It’s really hard to accept the idea that Citigroup (C) in its current size and shape should be allowed to keep on going when you read stories like this:
Bloomberg: Citigroup Inc. suspended loan applications at a unit that produced half of its $115 billion in mortgages last year after a review found that some property appraisals and income-verification documents were missing.
The correspondent division, which buys loans from banks and independent mortgage firms, stopped accepting new loans at 5 p.m. yesterday and will restart July 6, Citigroup said in a June 22 letter to clients. The New York-based company said it will use the time to change procedures and fix the omissions.

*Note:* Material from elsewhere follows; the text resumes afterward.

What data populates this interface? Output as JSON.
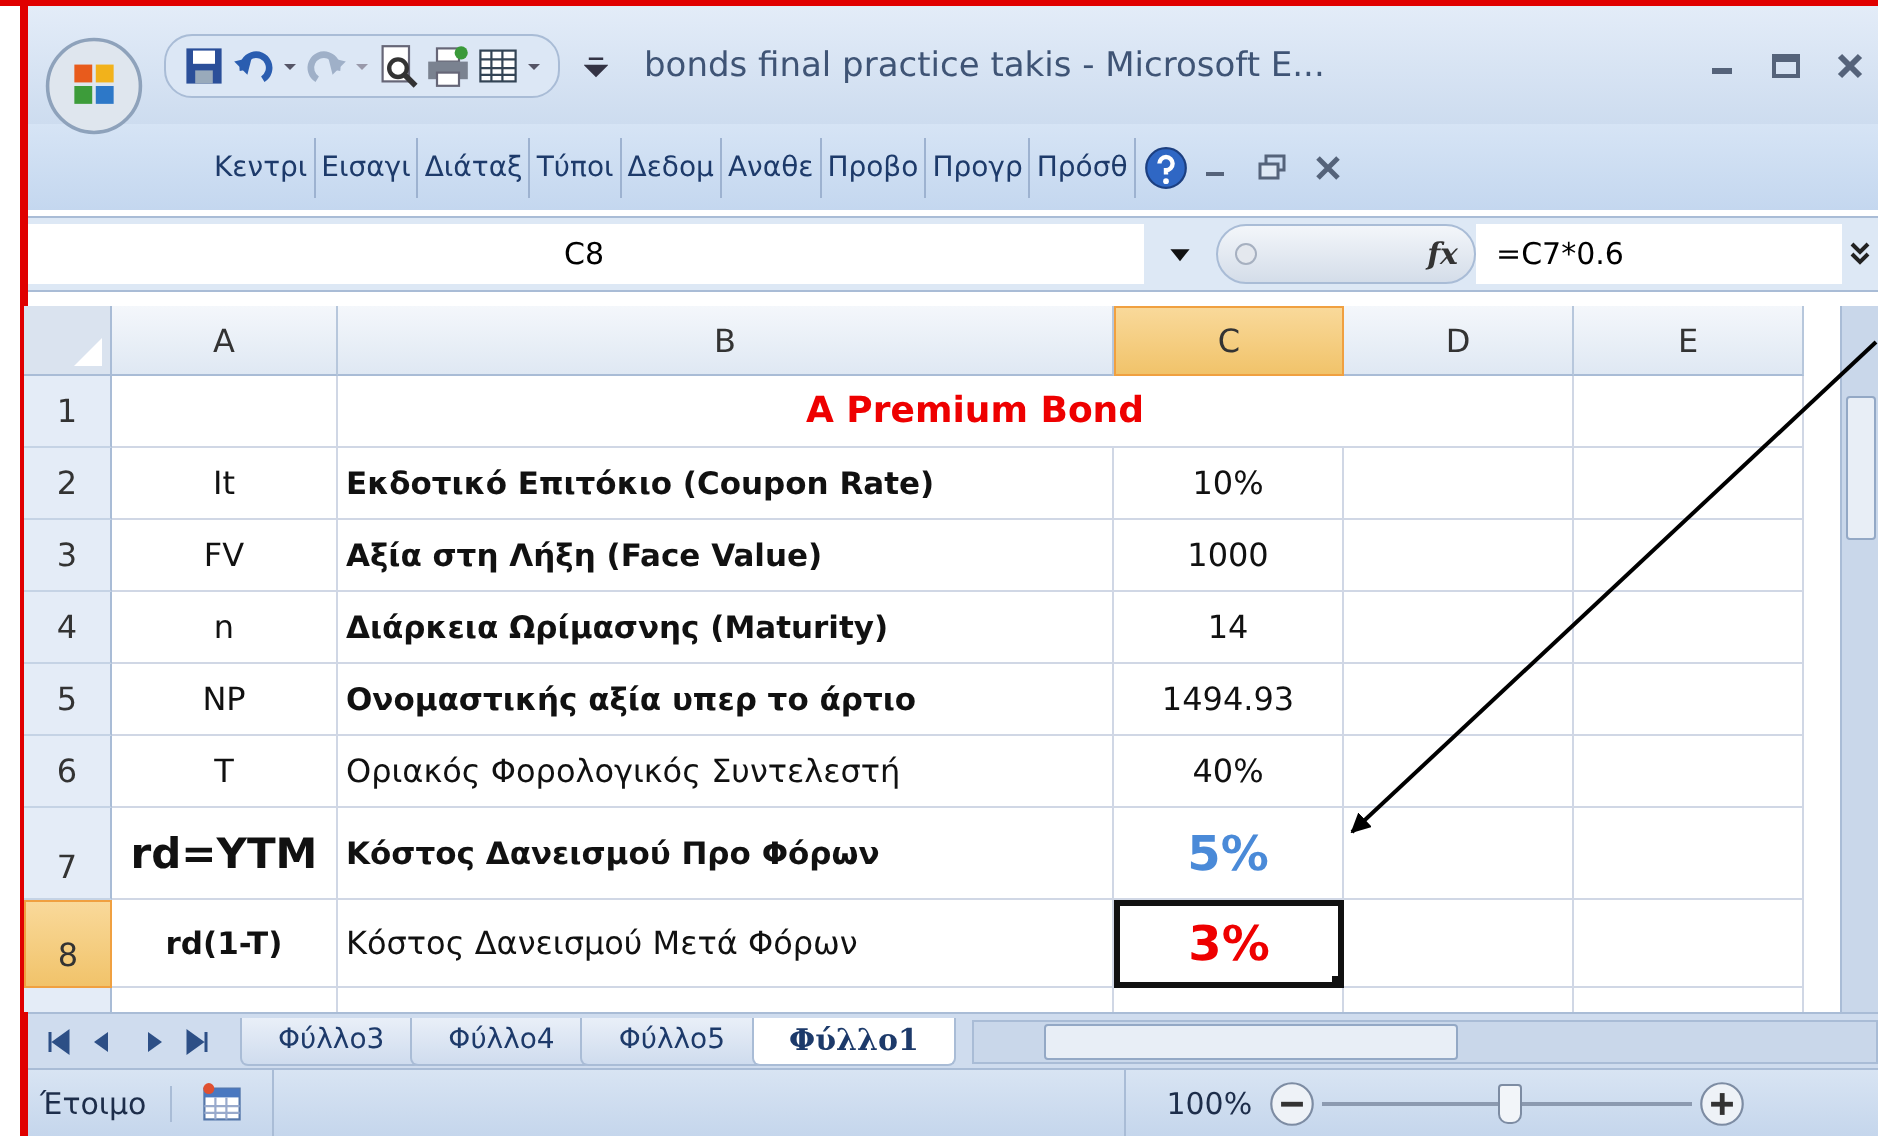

“There remain key areas that fall short of our quality- control process,” according to the letter, signed by Brad Brunts, a managing director at the bank’s CitiMortgage division.
Key areas that fall short of our quality-control process?

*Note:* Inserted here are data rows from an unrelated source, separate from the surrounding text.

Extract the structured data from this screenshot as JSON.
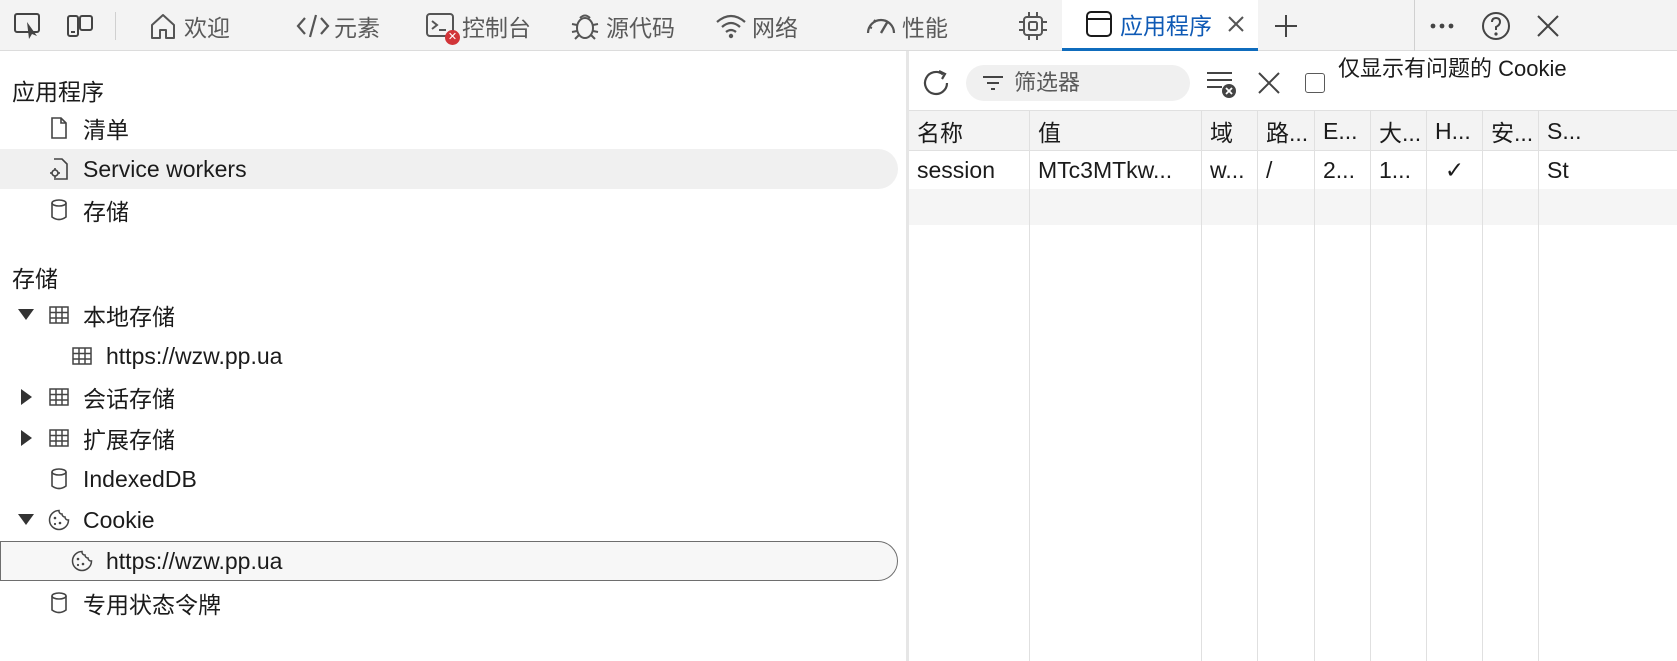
{
  "toolbar_tabs": {
    "welcome": "欢迎",
    "elements": "元素",
    "console": "控制台",
    "sources": "源代码",
    "network": "网络",
    "performance": "性能",
    "application": "应用程序"
  },
  "sidebar": {
    "app_section_title": "应用程序",
    "app_items": [
      "清单",
      "Service workers",
      "存储"
    ],
    "storage_section_title": "存储",
    "local_storage": "本地存储",
    "local_storage_origin": "https://wzw.pp.ua",
    "session_storage": "会话存储",
    "extension_storage": "扩展存储",
    "indexeddb": "IndexedDB",
    "cookies": "Cookie",
    "cookie_origin": "https://wzw.pp.ua",
    "private_state_tokens": "专用状态令牌"
  },
  "cookie_toolbar": {
    "filter_placeholder": "筛选器",
    "only_issues_label": "仅显示有问题的 Cookie",
    "only_issues_checked": false
  },
  "cookie_table": {
    "headers": [
      "名称",
      "值",
      "域",
      "路...",
      "E...",
      "大...",
      "H...",
      "安...",
      "S..."
    ],
    "rows": [
      [
        "session",
        "MTc3MTkw...",
        "w...",
        "/",
        "2...",
        "1...",
        "✓",
        "",
        "St"
      ]
    ]
  },
  "colors": {
    "accent": "#0f6cbd",
    "active_tab_text": "#0f5ab5",
    "error_badge": "#d13438"
  }
}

Gee Brad Brunts, you’ve just described the entire financial crisis in one sentence. And here were on in June 2009, and they’re just now dealing with this issue of missing appraisals and income-verification docs. When a bank gets to be the size of Citigroup, it should have exemplar standars. It should be the best in the biz. Unfortunately, on a host of things, Citi’s basically the opposite.
As we noted yesterday, with its share price continuing to languish, it appears as though investors see little reward, while the bank continues pose significant risk to us, the taxpayer. With our huge stake in the company of common, voting shares, we ought to dismantle it.